[[ Extracted information, beginning ]]
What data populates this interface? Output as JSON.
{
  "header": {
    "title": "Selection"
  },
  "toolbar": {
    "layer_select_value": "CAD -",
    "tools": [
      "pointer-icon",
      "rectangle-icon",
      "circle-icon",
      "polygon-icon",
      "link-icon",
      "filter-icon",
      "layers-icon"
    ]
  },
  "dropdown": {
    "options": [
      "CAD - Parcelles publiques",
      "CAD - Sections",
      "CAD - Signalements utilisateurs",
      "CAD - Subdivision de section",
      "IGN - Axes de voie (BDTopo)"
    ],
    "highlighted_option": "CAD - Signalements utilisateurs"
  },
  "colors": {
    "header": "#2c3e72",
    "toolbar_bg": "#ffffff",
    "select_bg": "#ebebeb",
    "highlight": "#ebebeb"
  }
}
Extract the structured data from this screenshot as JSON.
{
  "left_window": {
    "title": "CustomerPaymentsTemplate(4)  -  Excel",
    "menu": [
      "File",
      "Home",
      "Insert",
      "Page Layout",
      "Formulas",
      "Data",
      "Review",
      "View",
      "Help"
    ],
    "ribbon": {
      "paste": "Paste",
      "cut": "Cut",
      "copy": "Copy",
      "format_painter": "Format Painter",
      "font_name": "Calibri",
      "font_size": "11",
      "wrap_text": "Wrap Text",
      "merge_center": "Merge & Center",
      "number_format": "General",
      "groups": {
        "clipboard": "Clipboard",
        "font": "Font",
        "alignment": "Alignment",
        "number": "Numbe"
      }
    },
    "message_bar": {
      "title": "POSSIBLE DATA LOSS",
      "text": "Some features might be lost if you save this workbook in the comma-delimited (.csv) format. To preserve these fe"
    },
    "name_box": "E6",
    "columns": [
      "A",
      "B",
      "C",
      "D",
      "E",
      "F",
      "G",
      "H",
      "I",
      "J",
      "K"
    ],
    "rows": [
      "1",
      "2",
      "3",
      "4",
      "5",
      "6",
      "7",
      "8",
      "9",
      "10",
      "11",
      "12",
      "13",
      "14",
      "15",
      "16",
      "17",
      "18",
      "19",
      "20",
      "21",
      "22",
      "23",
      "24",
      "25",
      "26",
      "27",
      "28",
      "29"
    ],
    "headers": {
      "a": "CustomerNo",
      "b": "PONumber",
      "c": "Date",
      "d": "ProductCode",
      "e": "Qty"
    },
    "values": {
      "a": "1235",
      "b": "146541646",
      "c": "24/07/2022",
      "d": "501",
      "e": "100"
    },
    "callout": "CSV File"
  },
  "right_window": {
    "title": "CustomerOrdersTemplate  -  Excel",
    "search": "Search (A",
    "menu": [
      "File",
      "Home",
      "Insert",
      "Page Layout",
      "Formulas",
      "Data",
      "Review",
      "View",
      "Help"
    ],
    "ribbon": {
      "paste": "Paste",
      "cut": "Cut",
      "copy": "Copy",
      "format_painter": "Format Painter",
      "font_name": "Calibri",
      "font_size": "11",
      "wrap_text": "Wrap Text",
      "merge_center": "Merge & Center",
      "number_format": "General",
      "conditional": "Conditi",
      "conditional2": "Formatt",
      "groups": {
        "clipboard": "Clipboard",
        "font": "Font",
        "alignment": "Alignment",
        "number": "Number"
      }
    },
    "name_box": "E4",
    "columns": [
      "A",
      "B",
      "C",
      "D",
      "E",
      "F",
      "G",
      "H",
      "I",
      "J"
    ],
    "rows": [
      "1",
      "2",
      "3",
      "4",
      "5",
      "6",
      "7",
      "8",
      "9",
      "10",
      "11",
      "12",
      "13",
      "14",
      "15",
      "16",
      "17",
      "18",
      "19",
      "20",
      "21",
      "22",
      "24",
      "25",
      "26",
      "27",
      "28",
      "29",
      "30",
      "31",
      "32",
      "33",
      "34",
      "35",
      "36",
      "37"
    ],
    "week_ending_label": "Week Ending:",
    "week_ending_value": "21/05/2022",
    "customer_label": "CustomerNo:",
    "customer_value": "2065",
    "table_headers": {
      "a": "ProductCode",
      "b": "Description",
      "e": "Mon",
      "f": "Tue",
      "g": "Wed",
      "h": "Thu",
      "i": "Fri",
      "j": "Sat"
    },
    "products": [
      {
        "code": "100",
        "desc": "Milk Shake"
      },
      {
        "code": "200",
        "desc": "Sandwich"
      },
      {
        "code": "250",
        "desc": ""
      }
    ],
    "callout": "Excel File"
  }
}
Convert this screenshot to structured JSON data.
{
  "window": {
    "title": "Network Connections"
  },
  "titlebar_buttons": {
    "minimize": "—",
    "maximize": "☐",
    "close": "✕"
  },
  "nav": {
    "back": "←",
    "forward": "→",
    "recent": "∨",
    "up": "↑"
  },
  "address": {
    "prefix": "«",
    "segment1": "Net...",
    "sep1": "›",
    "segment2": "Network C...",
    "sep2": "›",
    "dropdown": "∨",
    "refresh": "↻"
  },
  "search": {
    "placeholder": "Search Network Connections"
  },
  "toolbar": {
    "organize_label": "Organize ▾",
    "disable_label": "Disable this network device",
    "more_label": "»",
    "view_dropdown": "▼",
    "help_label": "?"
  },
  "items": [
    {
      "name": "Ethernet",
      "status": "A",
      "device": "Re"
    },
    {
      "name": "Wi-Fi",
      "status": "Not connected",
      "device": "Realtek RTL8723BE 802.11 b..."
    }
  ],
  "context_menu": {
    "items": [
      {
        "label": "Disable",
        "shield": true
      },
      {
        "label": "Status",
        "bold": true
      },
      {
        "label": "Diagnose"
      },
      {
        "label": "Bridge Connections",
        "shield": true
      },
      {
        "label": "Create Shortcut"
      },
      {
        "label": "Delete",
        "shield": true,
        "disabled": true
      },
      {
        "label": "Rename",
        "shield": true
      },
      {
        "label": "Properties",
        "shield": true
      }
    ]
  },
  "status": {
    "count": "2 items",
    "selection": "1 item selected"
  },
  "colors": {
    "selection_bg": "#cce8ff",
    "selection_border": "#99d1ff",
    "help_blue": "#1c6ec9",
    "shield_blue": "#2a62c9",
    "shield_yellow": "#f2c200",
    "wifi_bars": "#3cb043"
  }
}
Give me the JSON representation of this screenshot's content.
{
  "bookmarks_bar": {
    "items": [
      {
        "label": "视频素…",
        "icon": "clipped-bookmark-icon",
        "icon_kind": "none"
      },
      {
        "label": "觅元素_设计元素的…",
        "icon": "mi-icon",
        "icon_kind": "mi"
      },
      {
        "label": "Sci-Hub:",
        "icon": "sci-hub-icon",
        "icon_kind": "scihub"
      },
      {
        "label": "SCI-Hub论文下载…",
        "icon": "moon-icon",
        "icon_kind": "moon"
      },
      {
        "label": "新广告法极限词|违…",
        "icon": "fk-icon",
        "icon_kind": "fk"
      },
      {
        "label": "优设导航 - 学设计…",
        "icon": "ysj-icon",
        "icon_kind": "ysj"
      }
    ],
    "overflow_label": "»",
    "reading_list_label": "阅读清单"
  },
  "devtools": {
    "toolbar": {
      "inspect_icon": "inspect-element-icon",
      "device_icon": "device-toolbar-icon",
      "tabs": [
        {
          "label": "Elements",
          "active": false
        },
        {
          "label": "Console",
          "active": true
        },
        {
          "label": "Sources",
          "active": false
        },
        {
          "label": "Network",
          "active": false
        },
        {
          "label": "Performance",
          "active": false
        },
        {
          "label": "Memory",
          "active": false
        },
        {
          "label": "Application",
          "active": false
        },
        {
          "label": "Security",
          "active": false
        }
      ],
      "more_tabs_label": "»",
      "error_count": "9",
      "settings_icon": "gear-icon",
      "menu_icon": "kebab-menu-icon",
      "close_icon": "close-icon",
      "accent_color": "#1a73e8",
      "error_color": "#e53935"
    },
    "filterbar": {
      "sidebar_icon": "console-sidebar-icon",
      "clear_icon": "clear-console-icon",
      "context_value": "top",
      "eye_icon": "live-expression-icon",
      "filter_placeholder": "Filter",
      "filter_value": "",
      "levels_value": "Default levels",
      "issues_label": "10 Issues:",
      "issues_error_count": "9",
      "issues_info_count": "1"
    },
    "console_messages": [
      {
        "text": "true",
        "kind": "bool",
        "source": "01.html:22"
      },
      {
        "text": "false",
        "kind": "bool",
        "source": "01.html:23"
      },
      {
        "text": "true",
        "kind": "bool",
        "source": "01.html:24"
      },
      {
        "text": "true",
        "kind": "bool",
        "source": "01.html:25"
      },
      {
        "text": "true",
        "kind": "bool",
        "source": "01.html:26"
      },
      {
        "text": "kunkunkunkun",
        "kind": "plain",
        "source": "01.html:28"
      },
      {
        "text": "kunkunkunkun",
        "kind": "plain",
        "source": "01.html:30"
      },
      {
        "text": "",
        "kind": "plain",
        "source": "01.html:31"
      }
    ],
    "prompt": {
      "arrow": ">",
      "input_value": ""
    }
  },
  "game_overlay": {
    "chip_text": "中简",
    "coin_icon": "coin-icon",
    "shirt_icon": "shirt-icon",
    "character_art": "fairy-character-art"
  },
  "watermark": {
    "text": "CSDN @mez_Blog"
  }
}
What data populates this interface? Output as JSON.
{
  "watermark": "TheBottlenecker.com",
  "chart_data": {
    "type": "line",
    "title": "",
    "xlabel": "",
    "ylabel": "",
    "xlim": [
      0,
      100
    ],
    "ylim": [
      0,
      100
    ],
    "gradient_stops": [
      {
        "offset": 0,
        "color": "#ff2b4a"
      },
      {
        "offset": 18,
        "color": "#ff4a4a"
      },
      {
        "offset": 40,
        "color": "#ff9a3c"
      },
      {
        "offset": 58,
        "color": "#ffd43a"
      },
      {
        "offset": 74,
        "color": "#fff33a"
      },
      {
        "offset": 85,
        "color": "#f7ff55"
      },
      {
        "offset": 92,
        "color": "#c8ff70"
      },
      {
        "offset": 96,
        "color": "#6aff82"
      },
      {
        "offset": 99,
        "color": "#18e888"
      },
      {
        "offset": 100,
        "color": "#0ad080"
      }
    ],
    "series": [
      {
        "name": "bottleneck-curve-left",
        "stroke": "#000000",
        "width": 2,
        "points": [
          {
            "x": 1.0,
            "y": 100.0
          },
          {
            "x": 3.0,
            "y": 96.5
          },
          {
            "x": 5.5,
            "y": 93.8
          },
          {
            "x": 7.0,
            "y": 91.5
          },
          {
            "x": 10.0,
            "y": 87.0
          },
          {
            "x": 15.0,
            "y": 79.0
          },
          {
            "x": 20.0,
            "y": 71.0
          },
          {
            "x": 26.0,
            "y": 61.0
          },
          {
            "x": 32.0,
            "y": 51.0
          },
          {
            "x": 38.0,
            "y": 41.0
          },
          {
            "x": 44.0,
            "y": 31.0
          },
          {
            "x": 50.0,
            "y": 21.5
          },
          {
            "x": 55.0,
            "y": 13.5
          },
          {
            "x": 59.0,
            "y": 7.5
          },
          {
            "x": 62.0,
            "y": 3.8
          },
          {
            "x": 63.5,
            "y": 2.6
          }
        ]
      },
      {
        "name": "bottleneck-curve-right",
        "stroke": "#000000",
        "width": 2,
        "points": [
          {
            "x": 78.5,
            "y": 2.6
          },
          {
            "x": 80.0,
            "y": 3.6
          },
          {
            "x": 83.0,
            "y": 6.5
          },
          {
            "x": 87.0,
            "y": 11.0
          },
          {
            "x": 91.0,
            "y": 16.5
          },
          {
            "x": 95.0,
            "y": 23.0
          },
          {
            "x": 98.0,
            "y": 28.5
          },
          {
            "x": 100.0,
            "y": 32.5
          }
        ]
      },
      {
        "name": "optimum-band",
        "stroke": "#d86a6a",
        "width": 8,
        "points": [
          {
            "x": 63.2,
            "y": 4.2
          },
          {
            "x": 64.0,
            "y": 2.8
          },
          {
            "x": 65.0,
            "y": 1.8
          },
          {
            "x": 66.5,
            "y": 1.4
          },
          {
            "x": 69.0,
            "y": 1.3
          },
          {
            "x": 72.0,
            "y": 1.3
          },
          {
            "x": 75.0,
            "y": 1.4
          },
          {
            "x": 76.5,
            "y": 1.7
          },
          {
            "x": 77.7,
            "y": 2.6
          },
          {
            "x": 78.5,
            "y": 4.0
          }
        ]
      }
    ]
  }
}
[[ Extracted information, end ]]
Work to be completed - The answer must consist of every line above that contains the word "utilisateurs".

Exercise result -
      "CAD - Signalements utilisateurs",
    "highlighted_option": "CAD - Signalements utilisateurs"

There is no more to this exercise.